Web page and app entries
--------

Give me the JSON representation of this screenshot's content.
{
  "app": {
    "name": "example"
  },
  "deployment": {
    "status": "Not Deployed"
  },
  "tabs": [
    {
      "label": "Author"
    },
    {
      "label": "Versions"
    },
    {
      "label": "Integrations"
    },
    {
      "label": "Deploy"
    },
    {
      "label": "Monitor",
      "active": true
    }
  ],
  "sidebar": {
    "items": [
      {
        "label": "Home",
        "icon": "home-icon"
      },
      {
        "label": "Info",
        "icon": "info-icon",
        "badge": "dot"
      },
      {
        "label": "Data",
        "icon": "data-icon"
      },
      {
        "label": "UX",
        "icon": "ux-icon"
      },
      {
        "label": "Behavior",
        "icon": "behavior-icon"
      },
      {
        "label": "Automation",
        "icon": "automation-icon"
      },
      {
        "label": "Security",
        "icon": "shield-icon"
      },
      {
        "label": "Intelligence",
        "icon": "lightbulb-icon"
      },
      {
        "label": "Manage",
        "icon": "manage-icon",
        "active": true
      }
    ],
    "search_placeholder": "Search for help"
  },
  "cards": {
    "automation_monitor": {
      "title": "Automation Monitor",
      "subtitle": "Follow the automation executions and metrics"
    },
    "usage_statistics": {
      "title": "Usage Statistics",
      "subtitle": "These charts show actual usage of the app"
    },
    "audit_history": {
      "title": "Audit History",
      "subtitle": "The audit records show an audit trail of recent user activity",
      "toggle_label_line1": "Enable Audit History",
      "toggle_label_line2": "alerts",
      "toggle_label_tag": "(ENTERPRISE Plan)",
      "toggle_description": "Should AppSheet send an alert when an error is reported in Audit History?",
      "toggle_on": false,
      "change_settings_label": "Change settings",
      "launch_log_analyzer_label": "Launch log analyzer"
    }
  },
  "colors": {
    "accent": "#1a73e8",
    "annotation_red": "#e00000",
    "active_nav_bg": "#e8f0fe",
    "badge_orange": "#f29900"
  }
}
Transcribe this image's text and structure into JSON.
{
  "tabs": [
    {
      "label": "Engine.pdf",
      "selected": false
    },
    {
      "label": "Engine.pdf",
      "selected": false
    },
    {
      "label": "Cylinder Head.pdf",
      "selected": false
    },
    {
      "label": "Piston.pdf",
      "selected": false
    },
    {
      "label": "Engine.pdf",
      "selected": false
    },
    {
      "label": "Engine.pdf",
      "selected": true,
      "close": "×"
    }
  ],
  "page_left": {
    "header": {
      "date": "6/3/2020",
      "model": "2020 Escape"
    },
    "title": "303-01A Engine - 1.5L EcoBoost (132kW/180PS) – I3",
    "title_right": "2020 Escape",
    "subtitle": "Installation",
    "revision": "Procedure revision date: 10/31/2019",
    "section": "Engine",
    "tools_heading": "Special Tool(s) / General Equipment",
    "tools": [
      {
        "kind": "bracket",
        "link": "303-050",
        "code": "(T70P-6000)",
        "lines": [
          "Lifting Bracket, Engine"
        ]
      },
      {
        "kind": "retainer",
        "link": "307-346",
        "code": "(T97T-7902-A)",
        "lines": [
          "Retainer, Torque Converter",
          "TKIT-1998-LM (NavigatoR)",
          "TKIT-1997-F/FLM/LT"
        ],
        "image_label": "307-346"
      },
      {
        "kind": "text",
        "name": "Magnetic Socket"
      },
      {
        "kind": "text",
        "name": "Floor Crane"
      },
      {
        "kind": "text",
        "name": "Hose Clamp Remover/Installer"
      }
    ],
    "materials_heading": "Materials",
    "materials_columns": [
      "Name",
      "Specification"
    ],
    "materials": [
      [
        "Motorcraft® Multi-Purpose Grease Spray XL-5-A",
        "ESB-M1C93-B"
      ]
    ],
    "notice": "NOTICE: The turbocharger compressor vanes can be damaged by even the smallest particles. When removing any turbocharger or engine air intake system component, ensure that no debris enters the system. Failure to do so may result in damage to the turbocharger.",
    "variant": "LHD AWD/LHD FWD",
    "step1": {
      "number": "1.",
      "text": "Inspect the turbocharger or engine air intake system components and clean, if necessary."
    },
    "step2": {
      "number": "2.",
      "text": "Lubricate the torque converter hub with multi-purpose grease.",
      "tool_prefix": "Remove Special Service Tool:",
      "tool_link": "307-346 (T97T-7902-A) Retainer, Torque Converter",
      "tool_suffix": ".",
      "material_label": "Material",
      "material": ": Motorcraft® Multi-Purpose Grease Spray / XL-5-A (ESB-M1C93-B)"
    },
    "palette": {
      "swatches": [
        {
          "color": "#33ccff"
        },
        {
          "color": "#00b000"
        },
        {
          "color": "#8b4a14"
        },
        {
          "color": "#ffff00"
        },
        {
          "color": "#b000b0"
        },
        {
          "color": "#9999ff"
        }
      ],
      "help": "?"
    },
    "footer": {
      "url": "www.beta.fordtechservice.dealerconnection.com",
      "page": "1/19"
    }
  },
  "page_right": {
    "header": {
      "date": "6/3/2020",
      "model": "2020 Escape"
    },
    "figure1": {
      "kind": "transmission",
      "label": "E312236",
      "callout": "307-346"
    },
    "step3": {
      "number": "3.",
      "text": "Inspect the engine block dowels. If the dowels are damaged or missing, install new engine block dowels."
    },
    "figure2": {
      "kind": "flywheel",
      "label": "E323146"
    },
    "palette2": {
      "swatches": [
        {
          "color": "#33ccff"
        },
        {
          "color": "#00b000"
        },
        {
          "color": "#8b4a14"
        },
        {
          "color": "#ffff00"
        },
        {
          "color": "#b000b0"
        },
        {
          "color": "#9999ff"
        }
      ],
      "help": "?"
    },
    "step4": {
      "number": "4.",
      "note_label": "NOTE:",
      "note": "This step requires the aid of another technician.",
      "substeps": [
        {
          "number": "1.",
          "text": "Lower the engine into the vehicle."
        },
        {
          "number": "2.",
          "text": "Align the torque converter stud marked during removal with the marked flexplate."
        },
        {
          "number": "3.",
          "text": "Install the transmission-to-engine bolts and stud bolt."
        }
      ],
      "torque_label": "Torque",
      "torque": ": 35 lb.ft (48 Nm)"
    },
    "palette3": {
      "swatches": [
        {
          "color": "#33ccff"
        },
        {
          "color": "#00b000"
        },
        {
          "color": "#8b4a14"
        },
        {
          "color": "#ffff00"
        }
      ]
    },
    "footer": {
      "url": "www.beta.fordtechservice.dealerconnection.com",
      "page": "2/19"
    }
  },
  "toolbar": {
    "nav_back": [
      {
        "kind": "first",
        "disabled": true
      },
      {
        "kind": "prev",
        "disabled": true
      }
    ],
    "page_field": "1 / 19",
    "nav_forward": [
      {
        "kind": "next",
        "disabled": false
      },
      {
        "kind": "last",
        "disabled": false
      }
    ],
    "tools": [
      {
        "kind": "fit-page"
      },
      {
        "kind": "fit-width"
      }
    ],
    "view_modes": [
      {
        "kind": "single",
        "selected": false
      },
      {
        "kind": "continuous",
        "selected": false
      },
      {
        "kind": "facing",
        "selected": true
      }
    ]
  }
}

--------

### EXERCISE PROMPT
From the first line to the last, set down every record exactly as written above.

### ANSWER SPACE
Give me the JSON representation of this screenshot's content.
{
  "app": {
    "name": "example"
  },
  "deployment": {
    "status": "Not Deployed"
  },
  "tabs": [
    {
      "label": "Author"
    },
    {
      "label": "Versions"
    },
    {
      "label": "Integrations"
    },
    {
      "label": "Deploy"
    },
    {
      "label": "Monitor",
      "active": true
    }
  ],
  "sidebar": {
    "items": [
      {
        "label": "Home",
        "icon": "home-icon"
      },
      {
        "label": "Info",
        "icon": "info-icon",
        "badge": "dot"
      },
      {
        "label": "Data",
        "icon": "data-icon"
      },
      {
        "label": "UX",
        "icon": "ux-icon"
      },
      {
        "label": "Behavior",
        "icon": "behavior-icon"
      },
      {
        "label": "Automation",
        "icon": "automation-icon"
      },
      {
        "label": "Security",
        "icon": "shield-icon"
      },
      {
        "label": "Intelligence",
        "icon": "lightbulb-icon"
      },
      {
        "label": "Manage",
        "icon": "manage-icon",
        "active": true
      }
    ],
    "search_placeholder": "Search for help"
  },
  "cards": {
    "automation_monitor": {
      "title": "Automation Monitor",
      "subtitle": "Follow the automation executions and metrics"
    },
    "usage_statistics": {
      "title": "Usage Statistics",
      "subtitle": "These charts show actual usage of the app"
    },
    "audit_history": {
      "title": "Audit History",
      "subtitle": "The audit records show an audit trail of recent user activity",
      "toggle_label_line1": "Enable Audit History",
      "toggle_label_line2": "alerts",
      "toggle_label_tag": "(ENTERPRISE Plan)",
      "toggle_description": "Should AppSheet send an alert when an error is reported in Audit History?",
      "toggle_on": false,
      "change_settings_label": "Change settings",
      "launch_log_analyzer_label": "Launch log analyzer"
    }
  },
  "colors": {
    "accent": "#1a73e8",
    "annotation_red": "#e00000",
    "active_nav_bg": "#e8f0fe",
    "badge_orange": "#f29900"
  }
}
Transcribe this image's text and structure into JSON.
{
  "tabs": [
    {
      "label": "Engine.pdf",
      "selected": false
    },
    {
      "label": "Engine.pdf",
      "selected": false
    },
    {
      "label": "Cylinder Head.pdf",
      "selected": false
    },
    {
      "label": "Piston.pdf",
      "selected": false
    },
    {
      "label": "Engine.pdf",
      "selected": false
    },
    {
      "label": "Engine.pdf",
      "selected": true,
      "close": "×"
    }
  ],
  "page_left": {
    "header": {
      "date": "6/3/2020",
      "model": "2020 Escape"
    },
    "title": "303-01A Engine - 1.5L EcoBoost (132kW/180PS) – I3",
    "title_right": "2020 Escape",
    "subtitle": "Installation",
    "revision": "Procedure revision date: 10/31/2019",
    "section": "Engine",
    "tools_heading": "Special Tool(s) / General Equipment",
    "tools": [
      {
        "kind": "bracket",
        "link": "303-050",
        "code": "(T70P-6000)",
        "lines": [
          "Lifting Bracket, Engine"
        ]
      },
      {
        "kind": "retainer",
        "link": "307-346",
        "code": "(T97T-7902-A)",
        "lines": [
          "Retainer, Torque Converter",
          "TKIT-1998-LM (NavigatoR)",
          "TKIT-1997-F/FLM/LT"
        ],
        "image_label": "307-346"
      },
      {
        "kind": "text",
        "name": "Magnetic Socket"
      },
      {
        "kind": "text",
        "name": "Floor Crane"
      },
      {
        "kind": "text",
        "name": "Hose Clamp Remover/Installer"
      }
    ],
    "materials_heading": "Materials",
    "materials_columns": [
      "Name",
      "Specification"
    ],
    "materials": [
      [
        "Motorcraft® Multi-Purpose Grease Spray XL-5-A",
        "ESB-M1C93-B"
      ]
    ],
    "notice": "NOTICE: The turbocharger compressor vanes can be damaged by even the smallest particles. When removing any turbocharger or engine air intake system component, ensure that no debris enters the system. Failure to do so may result in damage to the turbocharger.",
    "variant": "LHD AWD/LHD FWD",
    "step1": {
      "number": "1.",
      "text": "Inspect the turbocharger or engine air intake system components and clean, if necessary."
    },
    "step2": {
      "number": "2.",
      "text": "Lubricate the torque converter hub with multi-purpose grease.",
      "tool_prefix": "Remove Special Service Tool:",
      "tool_link": "307-346 (T97T-7902-A) Retainer, Torque Converter",
      "tool_suffix": ".",
      "material_label": "Material",
      "material": ": Motorcraft® Multi-Purpose Grease Spray / XL-5-A (ESB-M1C93-B)"
    },
    "palette": {
      "swatches": [
        {
          "color": "#33ccff"
        },
        {
          "color": "#00b000"
        },
        {
          "color": "#8b4a14"
        },
        {
          "color": "#ffff00"
        },
        {
          "color": "#b000b0"
        },
        {
          "color": "#9999ff"
        }
      ],
      "help": "?"
    },
    "footer": {
      "url": "www.beta.fordtechservice.dealerconnection.com",
      "page": "1/19"
    }
  },
  "page_right": {
    "header": {
      "date": "6/3/2020",
      "model": "2020 Escape"
    },
    "figure1": {
      "kind": "transmission",
      "label": "E312236",
      "callout": "307-346"
    },
    "step3": {
      "number": "3.",
      "text": "Inspect the engine block dowels. If the dowels are damaged or missing, install new engine block dowels."
    },
    "figure2": {
      "kind": "flywheel",
      "label": "E323146"
    },
    "palette2": {
      "swatches": [
        {
          "color": "#33ccff"
        },
        {
          "color": "#00b000"
        },
        {
          "color": "#8b4a14"
        },
        {
          "color": "#ffff00"
        },
        {
          "color": "#b000b0"
        },
        {
          "color": "#9999ff"
        }
      ],
      "help": "?"
    },
    "step4": {
      "number": "4.",
      "note_label": "NOTE:",
      "note": "This step requires the aid of another technician.",
      "substeps": [
        {
          "number": "1.",
          "text": "Lower the engine into the vehicle."
        },
        {
          "number": "2.",
          "text": "Align the torque converter stud marked during removal with the marked flexplate."
        },
        {
          "number": "3.",
          "text": "Install the transmission-to-engine bolts and stud bolt."
        }
      ],
      "torque_label": "Torque",
      "torque": ": 35 lb.ft (48 Nm)"
    },
    "palette3": {
      "swatches": [
        {
          "color": "#33ccff"
        },
        {
          "color": "#00b000"
        },
        {
          "color": "#8b4a14"
        },
        {
          "color": "#ffff00"
        }
      ]
    },
    "footer": {
      "url": "www.beta.fordtechservice.dealerconnection.com",
      "page": "2/19"
    }
  },
  "toolbar": {
    "nav_back": [
      {
        "kind": "first",
        "disabled": true
      },
      {
        "kind": "prev",
        "disabled": true
      }
    ],
    "page_field": "1 / 19",
    "nav_forward": [
      {
        "kind": "next",
        "disabled": false
      },
      {
        "kind": "last",
        "disabled": false
      }
    ],
    "tools": [
      {
        "kind": "fit-page"
      },
      {
        "kind": "fit-width"
      }
    ],
    "view_modes": [
      {
        "kind": "single",
        "selected": false
      },
      {
        "kind": "continuous",
        "selected": false
      },
      {
        "kind": "facing",
        "selected": true
      }
    ]
  }
}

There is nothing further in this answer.